Sunday, September 11, 2011

New Additions and Progressing Projects

One evening this week, Nate built my raspberry raised bed, and now I just need to get buy the composted dirt to fill it.  I am trying to decide if I should dig up the canes and replant them once the bed is full or back fill the bed and let the canes root themselves.  My experience with the blackberries tells me they will root just about anywhere they touch, so I imagine they will root if you backfill the bed with dirt.  My fear with transplanting them is that they won't survive.  Any suggestions from the peanut gallery?  The bed is probably a foot to a foot and a half deep, and you can see the canes peaking over the edges.

We finally got started on the fencing of the bottom half.  Having received no significant rain lately, the ground is like concrete.  Nate tried to pound in one t-post, and it was evident that post was going nowhere fast.  He thought it would be great is he could find an auger that attaches to a drill, and he did.  It's called a bulb auger, and it attaches to a regular drill and drills about two feet into the ground.  It made mincemeat of the clay, and we can't believe we've gone all this time without knowing about it.  

Lately I've had my mind on meat rabbits, so I started searching for a breeding pair.  I found a breeder of Champagne D'Argent rabbits about 30 minutes away, but he didn't have anything for me, and he said his doe ate her most recent litter, so he doesn't even have any for himself.  I've searched Craigslist, the state Farmer's Market Bulletin and the internet for breeders near me, but haven't had much luck.  Most of the breeders I find are hours away.  I finally found a breeder who lives about 2 hours away, but she only had a Beveren buck available.  Beverens are considered a critical heritage breed.  Even though I really wanted to find a pair of rabbits that were either breeding age or close to it, I was seriously considering getting the buck, so at least half of my search would be over.  I told the breeder I would let her know by this weekend, and I even went to TSC on Saturday to get a cage for him.  While I was in line I noticed the lady behind me had rabbit feed on her cart.  I started talking to her and found our she has a mini farm/animal rescue.  She told me she had a pair of Chinchillas and a pair of New Zealand Reds for sale.  We drove out this morning and got the Chinchilla pair.  The doe is 6 months old and the buck is 8 months old, so I have about three months before I would breed the doe.  They look pretty healthy, but they are still being quarantined until I can access their health.

While we were at the farm today, Nate walked up to me and the lady and said, "Look what I caught; it's a pocket rooster."  In his hand was a tiny banty rooster.  The lady said we could have him, and Nate suckered me into letting him take it home under the condition that if it is too loud, it's going back.  The lady agreed to take it back if we decided we couldn't keep it.  I have a strong feeling it will be going back.  In the meantime Nate has named it Napolean.  I've been calling him Nappie because he looks pretty nappy right now.  I can tell he's been picked on because he's missing some body feathers, most of his tail feathers and his comb is scabby.  I didn't really pay too much attention to him at the farm because I was focused on the rabbits, but when we got him home I also noticed some discharge coming from one of his eyes.  I made some chamomile tea and used the tea bag as a compress against his eye.  I put ACV and garlic in his water, and we crushed up some feed pellets for him as well as gave him a big pile of weeds and grass.  I doubt he's ever tasted green food as there wasn't any green in site where he was kept, but he devoured the greens we gave him.  He is in quarantine like the rabbits.

Happy homesteading,




  1. I have never heard of a bulb auger but it sounds like a "must have" for our place too because our clay is like rock after a dry spell.

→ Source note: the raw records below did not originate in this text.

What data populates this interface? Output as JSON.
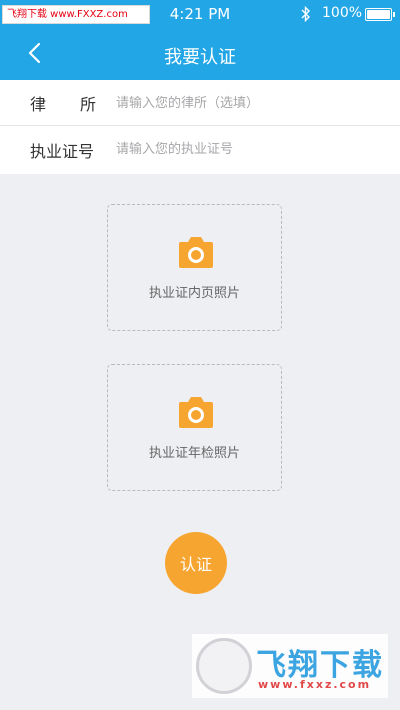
{
  "status_bar": {
    "watermark_text": "飞翔下载 www.FXXZ.com",
    "time": "4:21 PM",
    "battery": "100%",
    "icons": [
      "bluetooth-icon",
      "battery-icon"
    ]
  },
  "nav": {
    "title": "我要认证",
    "back_icon": "chevron-left-icon"
  },
  "form": {
    "firm_label_chars": [
      "律",
      "所"
    ],
    "firm_placeholder": "请输入您的律所（选填）",
    "license_label": "执业证号",
    "license_placeholder": "请输入您的执业证号"
  },
  "uploads": {
    "inner_page_label": "执业证内页照片",
    "annual_check_label": "执业证年检照片",
    "icon": "camera-icon"
  },
  "submit": {
    "label": "认证"
  },
  "watermark": {
    "brand": "飞翔下载",
    "url": "www.fxxz.com"
  },
  "colors": {
    "header": "#22a6e6",
    "accent": "#f7a531",
    "background": "#eeeff3"
  }
}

Congratulations on your rabbits. That worked out really well. And the rooster. Someone near us has a Bantam rooster and I hear him crow from time to time. Such a cute little crow.

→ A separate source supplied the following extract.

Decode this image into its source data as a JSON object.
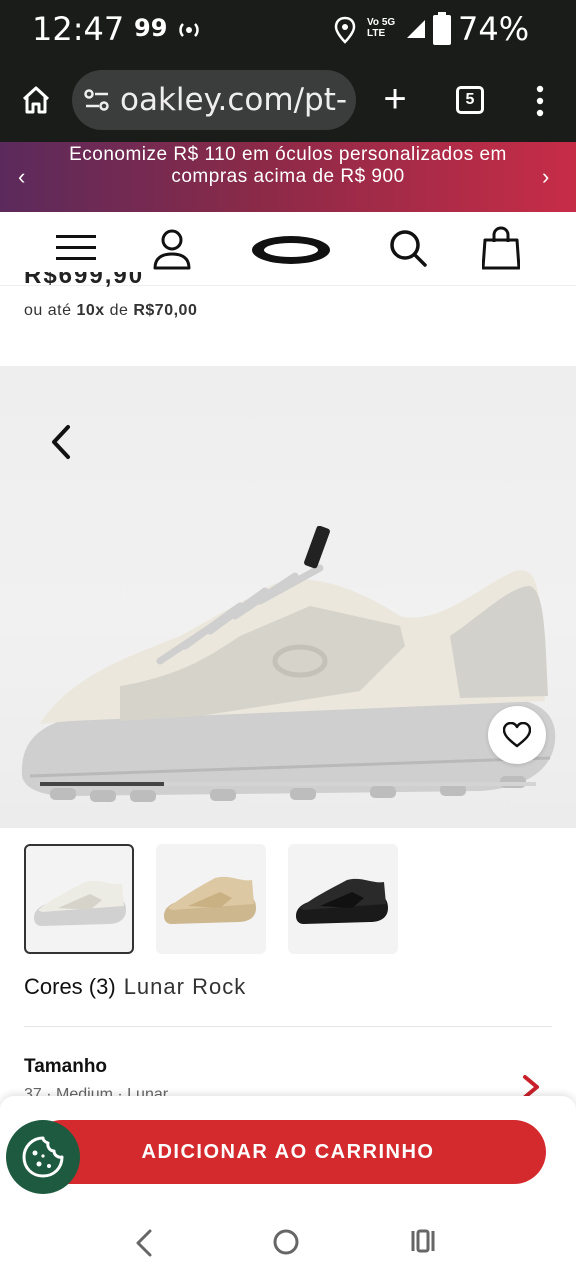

    I don't have much experience with raspberries, but like you, I'd be weary of trying to transplant them. Most of my transplants make it if I do it during winter, but they never seem to have the root system to make it through the following summer without being watered a lot!

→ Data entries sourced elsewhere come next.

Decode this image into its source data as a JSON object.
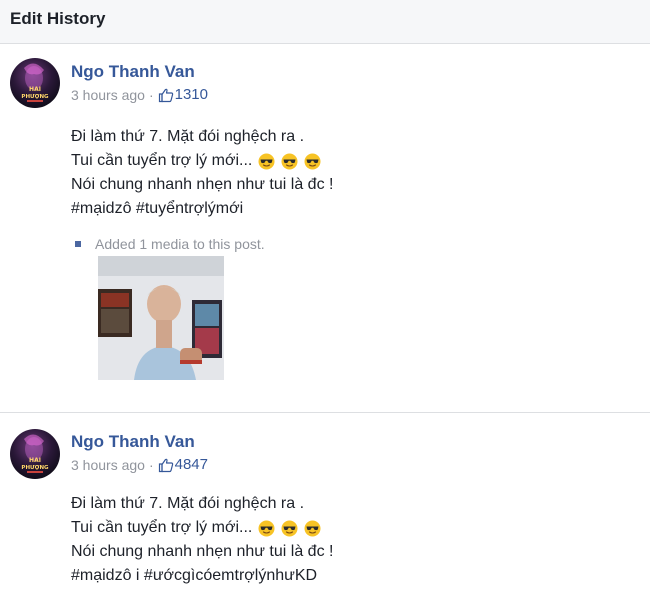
{
  "header": {
    "title": "Edit History"
  },
  "entries": [
    {
      "author": "Ngo Thanh Van",
      "time": "3 hours ago",
      "separator": "·",
      "likes": "1310",
      "lines": [
        "Đi làm thứ 7. Mặt đói nghệch ra .",
        "Tui cần tuyển trợ lý mới...",
        "Nói chung nhanh nhẹn như tui là đc !",
        "#mạidzô #tuyểntrợlýmới"
      ],
      "emoji_count": 3,
      "emoji": "smiling-face-with-sunglasses",
      "media_note": "Added 1 media to this post.",
      "avatar_text": [
        "HAI",
        "PHƯỢNG"
      ]
    },
    {
      "author": "Ngo Thanh Van",
      "time": "3 hours ago",
      "separator": "·",
      "likes": "4847",
      "lines": [
        "Đi làm thứ 7. Mặt đói nghệch ra .",
        "Tui cần tuyển trợ lý mới...",
        "Nói chung nhanh nhẹn như tui là đc !",
        "#mạidzô i #ướcgìcóemtrợlýnhưKD"
      ],
      "emoji_count": 3,
      "emoji": "smiling-face-with-sunglasses",
      "avatar_text": [
        "HAI",
        "PHƯỢNG"
      ]
    }
  ],
  "colors": {
    "link": "#365899",
    "meta": "#90949c",
    "header_bg": "#f6f7f9",
    "divider": "#dddfe2"
  }
}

  2. oh my goodness! a pocket rooster--that's very cute. y'never know, you might end up loving him. beautiful raised beds and good on you for being able to do meat rabbits. i've made my peace with raising sheep for meat--something i once thought a bit barbaric (ha!)--but i'd have a hard time with anything smaller. please keep us updated. :)